Still O'Toole's agent is hard at work looking to place his client overseas after the World Cup.

Canada's domestic rugby setup may lack a pro league, but O'Toole says he and his Canadian-based teammates aren't about to play second fiddle to anybody.

Canada's fitness was praised by rival coaches at the Churchill Cup and O'Toole says the Canadians "are right up there" when it comes to such preparation. In his view, the only difference between the Canadian and fully professional setups in other countries is the quality of games.

"But I think our training and our facilities are top-notch," he said.

O'Toole grew up playing hockey. A defenceman, he reckons he was "fairly good" at hockey and spent some time in the Maritime Junior Hockey League with the Miramichi Timberwolves.

But after becoming increasingly involved in rugby in high school and speaking to a few rugby coaches at 17 or 18, he looked to rugby as his sporting future.

He played age-group rugby in New Brunswick and took part in the Rugby Canada Super League and NA 4 tournament before being asked four years to move to Victoria as part of the national team's carded program.

He made his international debut against Ireland in 2009 in Vancouver.

These days rugby is his full time job, with the Canadian sevens and 15-man sides not to mention his club side — the Oak Bay Castaway Wanderers.

He cannot wait for the World Cup.

"When I first moved to Vancouver the (20)07 World Cup had just concluded. So that was the kind of the goal I set out for myself — was to be a part of the next one. So far, so good."

He enjoys training and living in the B.C. capital.

"If you're going to move away from home, Victoria's not really a bad place to be," he said.

But he's not exactly driving a Porsche.

"I think living modestly is probably the best way to put it," he said with a laugh. "It's not a ton of money but if you're smart about it, it's enough to get by on.
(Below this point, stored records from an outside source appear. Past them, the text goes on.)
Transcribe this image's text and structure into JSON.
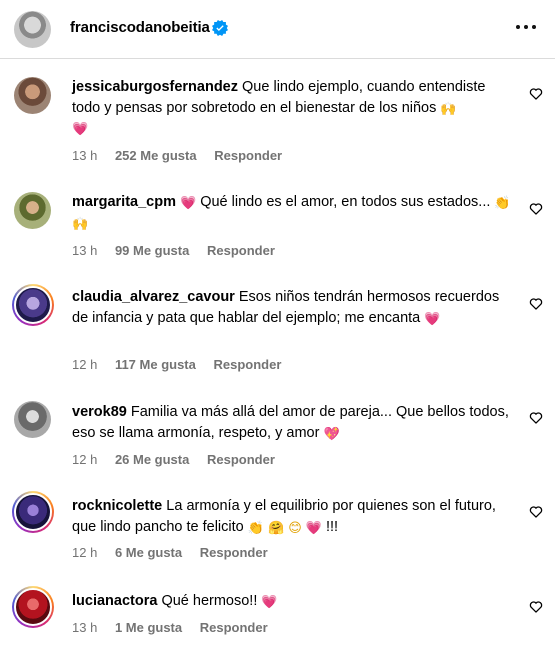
{
  "post": {
    "username": "franciscodanobeitia"
  },
  "comments": [
    {
      "username": "jessicaburgosfernandez",
      "text": "Que lindo ejemplo, cuando entendiste todo y pensas por sobretodo en el bienestar de los niños",
      "emojis": [
        "🙌",
        "💗"
      ],
      "time": "13 h",
      "likes": "252 Me gusta",
      "reply": "Responder"
    },
    {
      "username": "margarita_cpm",
      "text_pre_emoji": "💗",
      "text": "Qué lindo es el amor, en todos sus estados...",
      "emojis": [
        "👏",
        "🙌"
      ],
      "time": "13 h",
      "likes": "99 Me gusta",
      "reply": "Responder"
    },
    {
      "username": "claudia_alvarez_cavour",
      "text": "Esos niños tendrán hermosos recuerdos de infancia y pata que hablar del ejemplo; me encanta",
      "emojis": [
        "💗"
      ],
      "time": "12 h",
      "likes": "117 Me gusta",
      "reply": "Responder"
    },
    {
      "username": "verok89",
      "text": "Familia va más allá del amor de pareja... Que bellos todos, eso se llama armonía, respeto, y amor",
      "emojis": [
        "💖"
      ],
      "time": "12 h",
      "likes": "26 Me gusta",
      "reply": "Responder"
    },
    {
      "username": "rocknicolette",
      "text": "La armonía y el equilibrio por quienes son el futuro, que lindo pancho te felicito",
      "emojis": [
        "👏",
        "🤗",
        "😊",
        "💗"
      ],
      "tail": "!!!",
      "time": "12 h",
      "likes": "6 Me gusta",
      "reply": "Responder"
    },
    {
      "username": "lucianactora",
      "text": "Qué hermoso!!",
      "emojis": [
        "💗"
      ],
      "time": "13 h",
      "likes": "1 Me gusta",
      "reply": "Responder"
    }
  ],
  "icons": {
    "verified": "verified-badge-icon",
    "more": "more-options-icon",
    "like": "heart-outline-icon"
  },
  "colors": {
    "verified": "#0095f6",
    "secondary_text": "#737373",
    "emoji_heart": "#e8336e"
  }
}
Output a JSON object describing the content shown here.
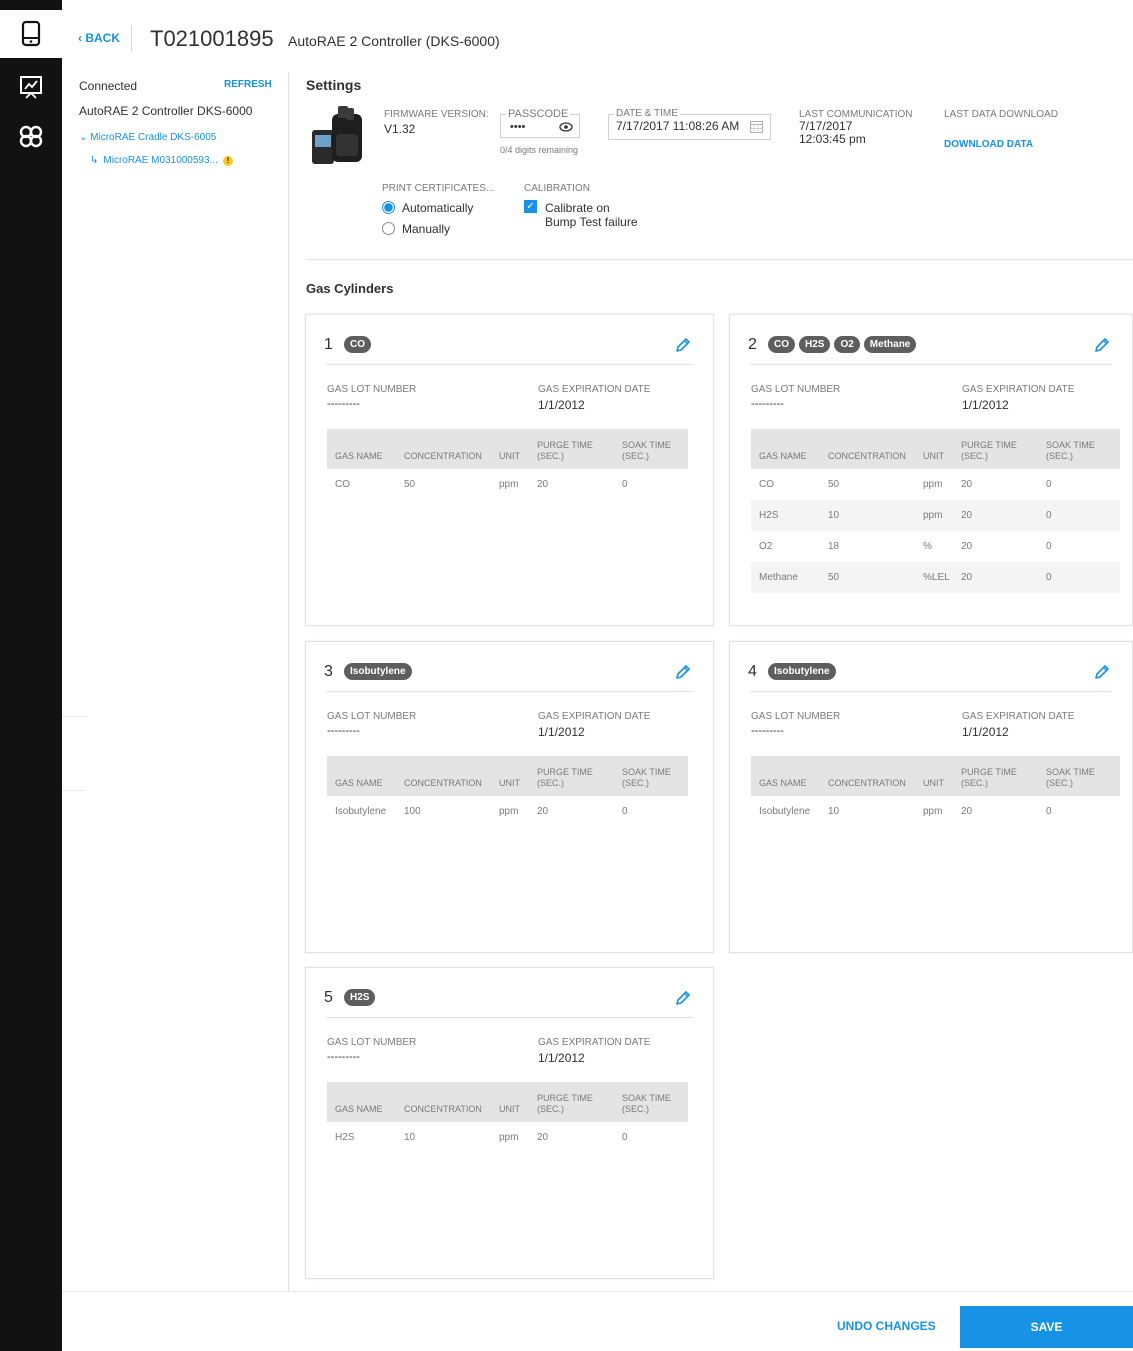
{
  "header": {
    "back_label": "‹ BACK",
    "serial": "T021001895",
    "device_name": "AutoRAE 2 Controller (DKS-6000)"
  },
  "nav": {
    "icons": [
      "device-icon",
      "presentation-chart-icon",
      "group-icon"
    ]
  },
  "left_panel": {
    "status": "Connected",
    "refresh_label": "REFRESH",
    "device": "AutoRAE 2 Controller DKS-6000",
    "cradle": "MicroRAE Cradle DKS-6005",
    "instrument": "MicroRAE M031000593...",
    "warning_glyph": "!"
  },
  "settings": {
    "title": "Settings",
    "firmware_label": "FIRMWARE VERSION:",
    "firmware_value": "V1.32",
    "passcode_label": "PASSCODE",
    "passcode_value": "••••",
    "passcode_hint": "0/4 digits remaining",
    "datetime_label": "DATE & TIME",
    "datetime_value": "7/17/2017 11:08:26 AM",
    "last_comm_label": "LAST COMMUNICATION",
    "last_comm_date": "7/17/2017",
    "last_comm_time": "12:03:45 pm",
    "last_download_label": "LAST DATA DOWNLOAD",
    "download_link": "DOWNLOAD DATA",
    "print_label": "PRINT CERTIFICATES...",
    "print_options": [
      "Automatically",
      "Manually"
    ],
    "print_selected": "Automatically",
    "calibration_label": "CALIBRATION",
    "calibration_line1": "Calibrate on",
    "calibration_line2": "Bump Test failure",
    "calibration_checked": true
  },
  "gas_cylinders": {
    "title": "Gas Cylinders",
    "lot_label": "GAS LOT NUMBER",
    "expiry_label": "GAS EXPIRATION DATE",
    "col_gas": "GAS NAME",
    "col_conc": "CONCENTRATION",
    "col_unit": "UNIT",
    "col_purge1": "PURGE TIME",
    "col_purge2": "(SEC.)",
    "col_soak1": "SOAK TIME",
    "col_soak2": "(SEC.)",
    "cards": [
      {
        "number": "1",
        "chips": [
          "CO"
        ],
        "lot": "---------",
        "expiry": "1/1/2012",
        "rows": [
          [
            "CO",
            "50",
            "ppm",
            "20",
            "0"
          ]
        ]
      },
      {
        "number": "2",
        "chips": [
          "CO",
          "H2S",
          "O2",
          "Methane"
        ],
        "lot": "---------",
        "expiry": "1/1/2012",
        "rows": [
          [
            "CO",
            "50",
            "ppm",
            "20",
            "0"
          ],
          [
            "H2S",
            "10",
            "ppm",
            "20",
            "0"
          ],
          [
            "O2",
            "18",
            "%",
            "20",
            "0"
          ],
          [
            "Methane",
            "50",
            "%LEL",
            "20",
            "0"
          ]
        ]
      },
      {
        "number": "3",
        "chips": [
          "Isobutylene"
        ],
        "lot": "---------",
        "expiry": "1/1/2012",
        "rows": [
          [
            "Isobutylene",
            "100",
            "ppm",
            "20",
            "0"
          ]
        ]
      },
      {
        "number": "4",
        "chips": [
          "Isobutylene"
        ],
        "lot": "---------",
        "expiry": "1/1/2012",
        "rows": [
          [
            "Isobutylene",
            "10",
            "ppm",
            "20",
            "0"
          ]
        ]
      },
      {
        "number": "5",
        "chips": [
          "H2S"
        ],
        "lot": "---------",
        "expiry": "1/1/2012",
        "rows": [
          [
            "H2S",
            "10",
            "ppm",
            "20",
            "0"
          ]
        ]
      }
    ]
  },
  "footer": {
    "undo_label": "UNDO CHANGES",
    "save_label": "SAVE"
  },
  "colors": {
    "accent": "#1792e5",
    "rail": "#121212",
    "chip": "#5e5e5e",
    "warning": "#ffc627"
  }
}
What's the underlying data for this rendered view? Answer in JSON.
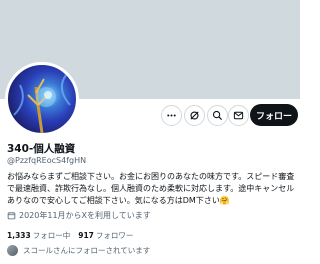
{
  "profile": {
    "name": "340-個人融資",
    "handle": "@PzzfqREocS4fgHN",
    "bio": "お悩みならまずご相談下さい。お金にお困りのあなたの味方です。スピード審査で最速融資、詐欺行為なし。個人融資のため柔軟に対応します。途中キャンセルありなので安心してご相談下さい。気になる方はDM下さい🤗",
    "joined": "2020年11月からXを利用しています",
    "following_count": "1,333",
    "following_label": "フォロー中",
    "followers_count": "917",
    "followers_label": "フォロワー",
    "followed_by": "スコールさんにフォローされています"
  },
  "actions": {
    "follow_label": "フォロー"
  },
  "icons": {
    "more": "more-icon",
    "grok": "grok-icon",
    "search": "search-icon",
    "message": "message-icon",
    "calendar": "calendar-icon"
  },
  "colors": {
    "banner": "#cfd9de",
    "follow_button": "#0f1419",
    "secondary_text": "#536471"
  }
}
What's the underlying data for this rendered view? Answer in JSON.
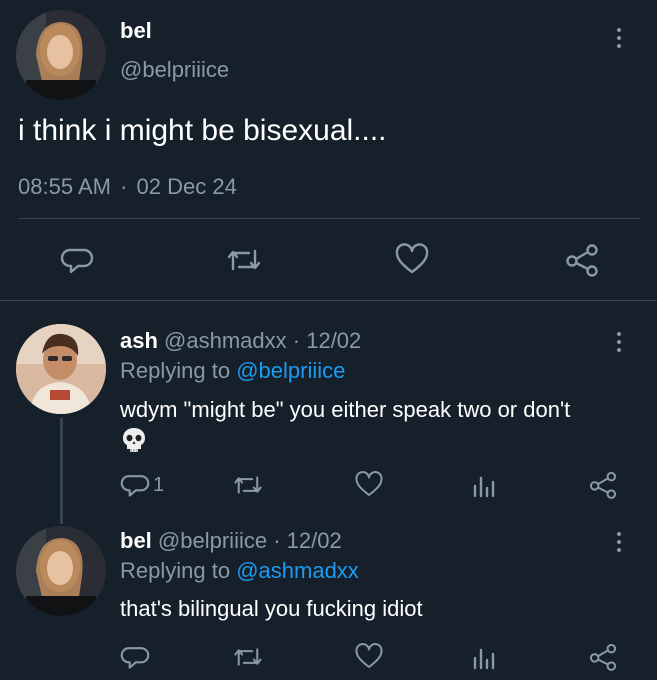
{
  "main_tweet": {
    "name": "bel",
    "handle": "@belpriiice",
    "text": "i think i might be bisexual....",
    "time": "08:55 AM",
    "separator": "·",
    "date": "02 Dec 24",
    "icons": [
      "reply-icon",
      "retweet-icon",
      "like-icon",
      "share-icon"
    ]
  },
  "replies": [
    {
      "name": "ash",
      "handle": "@ashmadxx",
      "date_prefix": "· 12/02",
      "replying_label": "Replying to",
      "replying_handle": "@belpriiice",
      "text": "wdym \"might be\" you either speak two or don't",
      "emoji": "💀",
      "reply_count": "1"
    },
    {
      "name": "bel",
      "handle": "@belpriiice",
      "date_prefix": "· 12/02",
      "replying_label": "Replying to",
      "replying_handle": "@ashmadxx",
      "text": "that's bilingual you fucking idiot",
      "reply_count": ""
    }
  ],
  "colors": {
    "background": "#15202b",
    "muted": "#8b98a5",
    "link": "#1d9bf0",
    "divider": "#38444d"
  }
}
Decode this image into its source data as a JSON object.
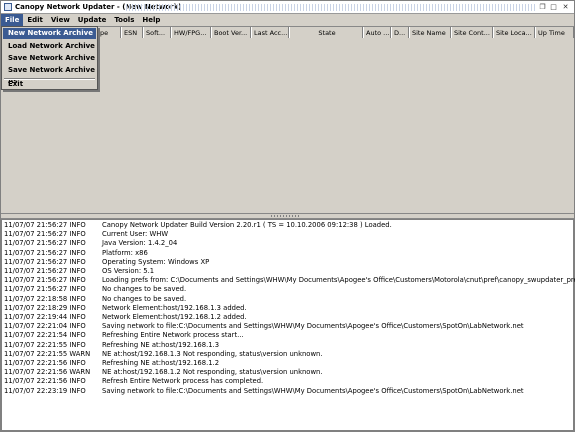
{
  "window": {
    "title": "Canopy Network Updater - (New Network)"
  },
  "menubar": [
    "File",
    "Edit",
    "View",
    "Update",
    "Tools",
    "Help"
  ],
  "file_menu": {
    "items": [
      "New Network Archive",
      "Load Network Archive",
      "Save Network Archive",
      "Save Network Archive As"
    ],
    "exit": "Exit"
  },
  "table": {
    "columns": [
      "pe",
      "ESN",
      "Soft...",
      "HW/FPG...",
      "Boot Ver...",
      "Last Acc...",
      "State",
      "Auto ...",
      "D...",
      "Site Name",
      "Site Cont...",
      "Site Loca...",
      "Up Time"
    ]
  },
  "log": [
    {
      "ts": "11/07/07 21:56:27 INFO",
      "msg": "Canopy Network Updater Build Version 2.20.r1  ( TS = 10.10.2006 09:12:38 ) Loaded."
    },
    {
      "ts": "11/07/07 21:56:27 INFO",
      "msg": "Current User: WHW"
    },
    {
      "ts": "11/07/07 21:56:27 INFO",
      "msg": "Java Version: 1.4.2_04"
    },
    {
      "ts": "11/07/07 21:56:27 INFO",
      "msg": "Platform: x86"
    },
    {
      "ts": "11/07/07 21:56:27 INFO",
      "msg": "Operating System: Windows XP"
    },
    {
      "ts": "11/07/07 21:56:27 INFO",
      "msg": "OS Version: 5.1"
    },
    {
      "ts": "11/07/07 21:56:27 INFO",
      "msg": "Loading prefs from: C:\\Documents and Settings\\WHW\\My Documents\\Apogee's Office\\Customers\\Motorola\\cnut\\pref\\canopy_swupdater_pref.txt"
    },
    {
      "ts": "11/07/07 21:56:27 INFO",
      "msg": "No changes to be saved."
    },
    {
      "ts": "11/07/07 22:18:58 INFO",
      "msg": "No changes to be saved."
    },
    {
      "ts": "11/07/07 22:18:29 INFO",
      "msg": "Network Element:host/192.168.1.3 added."
    },
    {
      "ts": "11/07/07 22:19:44 INFO",
      "msg": "Network Element:host/192.168.1.2 added."
    },
    {
      "ts": "11/07/07 22:21:04 INFO",
      "msg": "Saving network to file:C:\\Documents and Settings\\WHW\\My Documents\\Apogee's Office\\Customers\\SpotOn\\LabNetwork.net"
    },
    {
      "ts": "11/07/07 22:21:54 INFO",
      "msg": "Refreshing Entire Network process start..."
    },
    {
      "ts": "11/07/07 22:21:55 INFO",
      "msg": "Refreshing NE at:host/192.168.1.3"
    },
    {
      "ts": "11/07/07 22:21:55 WARN",
      "msg": "NE at:host/192.168.1.3 Not responding, status\\version unknown."
    },
    {
      "ts": "11/07/07 22:21:56 INFO",
      "msg": "Refreshing NE at:host/192.168.1.2"
    },
    {
      "ts": "11/07/07 22:21:56 WARN",
      "msg": "NE at:host/192.168.1.2 Not responding, status\\version unknown."
    },
    {
      "ts": "11/07/07 22:21:56 INFO",
      "msg": "Refresh Entire Network process has completed."
    },
    {
      "ts": "11/07/07 22:23:19 INFO",
      "msg": "Saving network to file:C:\\Documents and Settings\\WHW\\My Documents\\Apogee's Office\\Customers\\SpotOn\\LabNetwork.net"
    }
  ],
  "colors": {
    "menu_highlight": "#3b5b92",
    "window_bg": "#d4d0c8"
  }
}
"We're getting paid to train and play rugby, so I can't really complain."